(Material shown)

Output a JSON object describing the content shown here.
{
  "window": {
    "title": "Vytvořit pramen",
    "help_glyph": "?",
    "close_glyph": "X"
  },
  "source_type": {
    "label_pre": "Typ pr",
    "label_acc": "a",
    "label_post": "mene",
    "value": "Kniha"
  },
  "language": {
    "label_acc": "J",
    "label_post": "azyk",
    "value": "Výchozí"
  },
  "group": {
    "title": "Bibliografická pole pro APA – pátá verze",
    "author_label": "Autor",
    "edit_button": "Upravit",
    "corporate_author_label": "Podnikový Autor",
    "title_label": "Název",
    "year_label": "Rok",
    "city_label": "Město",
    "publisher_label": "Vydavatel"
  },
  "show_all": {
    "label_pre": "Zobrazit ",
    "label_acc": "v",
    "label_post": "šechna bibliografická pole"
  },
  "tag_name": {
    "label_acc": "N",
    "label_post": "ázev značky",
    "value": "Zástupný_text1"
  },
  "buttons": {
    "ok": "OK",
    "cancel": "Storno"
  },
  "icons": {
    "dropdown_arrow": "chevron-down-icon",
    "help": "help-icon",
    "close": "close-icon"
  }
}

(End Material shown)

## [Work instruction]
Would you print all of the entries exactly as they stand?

## [Answer section]
Output a JSON object describing the content shown here.
{
  "window": {
    "title": "Vytvořit pramen",
    "help_glyph": "?",
    "close_glyph": "X"
  },
  "source_type": {
    "label_pre": "Typ pr",
    "label_acc": "a",
    "label_post": "mene",
    "value": "Kniha"
  },
  "language": {
    "label_acc": "J",
    "label_post": "azyk",
    "value": "Výchozí"
  },
  "group": {
    "title": "Bibliografická pole pro APA – pátá verze",
    "author_label": "Autor",
    "edit_button": "Upravit",
    "corporate_author_label": "Podnikový Autor",
    "title_label": "Název",
    "year_label": "Rok",
    "city_label": "Město",
    "publisher_label": "Vydavatel"
  },
  "show_all": {
    "label_pre": "Zobrazit ",
    "label_acc": "v",
    "label_post": "šechna bibliografická pole"
  },
  "tag_name": {
    "label_acc": "N",
    "label_post": "ázev značky",
    "value": "Zástupný_text1"
  },
  "buttons": {
    "ok": "OK",
    "cancel": "Storno"
  },
  "icons": {
    "dropdown_arrow": "chevron-down-icon",
    "help": "help-icon",
    "close": "close-icon"
  }
}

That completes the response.